Exercise goal
Retype the records below word for word and omit any image.
# # # # # # #
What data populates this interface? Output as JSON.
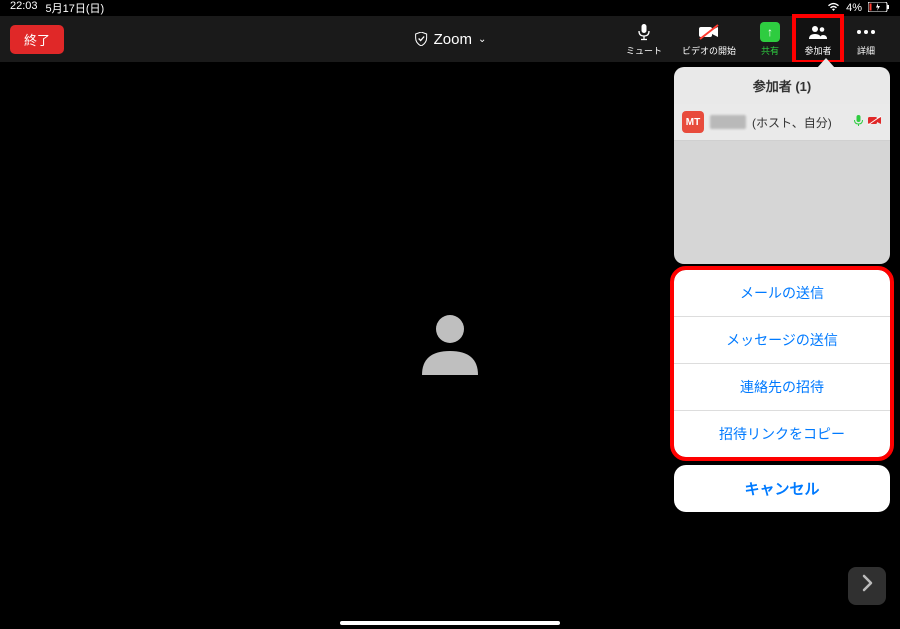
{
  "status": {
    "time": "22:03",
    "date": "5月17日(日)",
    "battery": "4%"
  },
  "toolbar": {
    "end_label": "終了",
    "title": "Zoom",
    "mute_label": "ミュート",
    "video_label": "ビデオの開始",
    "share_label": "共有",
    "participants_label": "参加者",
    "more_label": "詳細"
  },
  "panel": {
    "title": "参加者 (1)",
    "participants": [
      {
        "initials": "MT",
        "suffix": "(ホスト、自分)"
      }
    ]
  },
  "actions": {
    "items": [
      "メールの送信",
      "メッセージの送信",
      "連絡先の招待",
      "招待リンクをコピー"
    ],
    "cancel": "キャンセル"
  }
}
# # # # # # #
Task solution
What data populates this interface? Output as JSON.
{
  "status": {
    "time": "22:03",
    "date": "5月17日(日)",
    "battery": "4%"
  },
  "toolbar": {
    "end_label": "終了",
    "title": "Zoom",
    "mute_label": "ミュート",
    "video_label": "ビデオの開始",
    "share_label": "共有",
    "participants_label": "参加者",
    "more_label": "詳細"
  },
  "panel": {
    "title": "参加者 (1)",
    "participants": [
      {
        "initials": "MT",
        "suffix": "(ホスト、自分)"
      }
    ]
  },
  "actions": {
    "items": [
      "メールの送信",
      "メッセージの送信",
      "連絡先の招待",
      "招待リンクをコピー"
    ],
    "cancel": "キャンセル"
  }
}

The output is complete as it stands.